What Is Cognitive Domain Level?

What is the cognitive domain?

The cognitive domain aims to develop the mental skills and the acquisition of knowledge of the individual.

The cognitive domain encompasses of six categories which include knowledge; comprehension; application; analysis; synthesis; and evaluation..

What is cognitive domain and example?

Cognitive Domain. The cognitive domain involves the development of our mental skills and the acquisition of knowledge. … Knowledge: the ability to recall data and/or information. Example: A child recites the English alphabet. Comprehension: the ability to understand the meaning of what is known.

What are the six level of cognitive domain?

Cognitive, Affective, and Psychomotor Domains. According to various researchers there are six levels of cognitive complexity: knowledge, comprehension, application, analysis, synthesis, evaluation. In the chart below, note the hierarchical arrangement, which means that higher levels subsume ability in lower levels.

What is the highest level of psychomotor domain?

OriginationOrigination Being the highest level of the psychomotor domain, origination describes the ability to create something completely new.

What is the difference between cognitive and affective domain?

The affective domain refers to emotional and attitudinal engagement with the subject matter while the cognitive domain refers to knowledge and intellectual skills related to the material.

What is an example of cognitive?

Cognition is a term referring to the mental processes involved in gaining knowledge and comprehension. These cognitive processes include thinking, knowing, remembering, judging, and problem-solving. 1 These are higher-level functions of the brain and encompass language, imagination, perception, and planning.

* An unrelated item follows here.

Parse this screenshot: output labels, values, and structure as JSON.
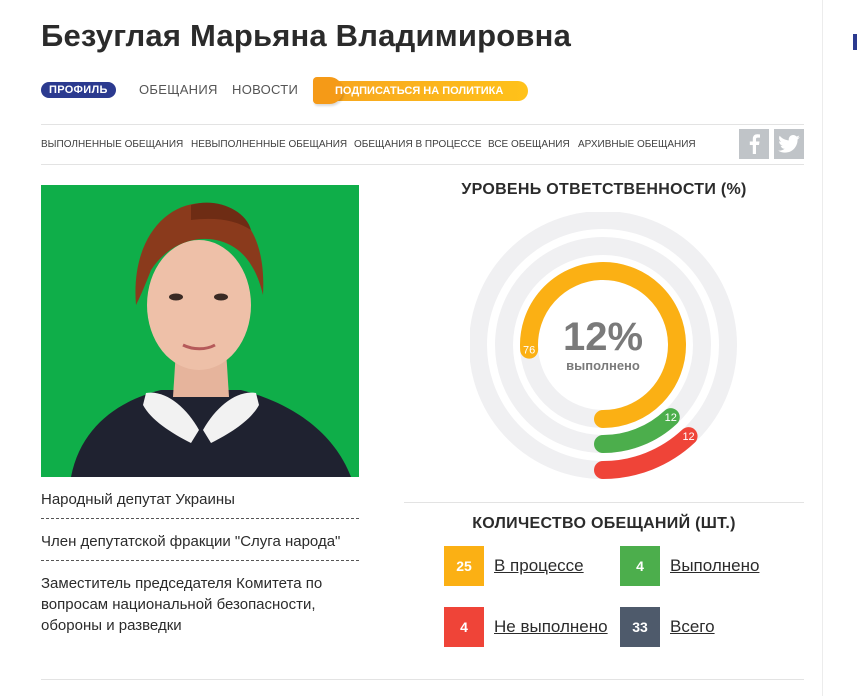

What are the 6 levels of learning?

The Six “Levels” of LearningLevel 1 – REMEMBER. Learners are able to recall a wide range of previously learned material from specific facts to complete theories. … Level 2 – UNDERSTAND. … Level 3 – APPLY. … Level 4 – ANALYZE (critical thinking). … Level 5 – EVALUATE (critical thinking). … Level 6 – CREATE (critical thinking).

What are the cognitive levels?

Bloom’s taxonomy describes six cognitive categories: Knowledge, Comprehension, Application, Analysis, Synthesis, and Evaluation. For ease of classification, the six cognitive domains have been collapsed into three.

What are the 3 types of domain?

There are three domains of life, the Archaea, the Bacteria, and the Eucarya. Organisms from Archaea and Bacteria have a prokaryotic cell structure, whereas organisms from the domain Eucarya (eukaryotes) encompass cells with a nucleus confining the genetic material from the cytoplasm.

What are the five cognitive domains?

Evolution of the five cognitive domains (attention, executive function, memory, visuospatial function and language) between baseline and follow-up (31 months) in the four groups of PD patients.

What is cognitive learning examples?

Examples of cognitive learning strategies include: Encouraging discussions about what is being taught. Helping students explore and understand how ideas are connected. Asking students to justify and explain their thinking. Using visualizations to improve students’ understanding and recall.

What are the three cognitive domain?

The Three Domains of Learning Cognitive: mental skills (knowledge) Affective: growth in feelings or emotional areas (attitude or self) Psychomotor: manual or physical skills (skills)

What is the highest level of cognitive domain?

Bloom identified six levels within the cognitive domain, from the simple recall or recognition of facts, as the lowest level, through increasingly more complex and abstract mental levels, to the highest order which is classified as evaluation.

How many cognitive domains are there?

sixThe DSM-5 defines six key domains of cognitive function: executive function, learning and memory, perceptual-motor function, language, complex attention, and social cognition.

What is Bloom’s level of thinking?

Bloom’s Taxonomy is a framework that starts with these two levels of thinking as important bases for pushing our brains to five other higher order levels of thinking—helping us move beyond remembering and recalling information and move deeper into application, analysis, synthesis, evaluation, and creation—the levels of …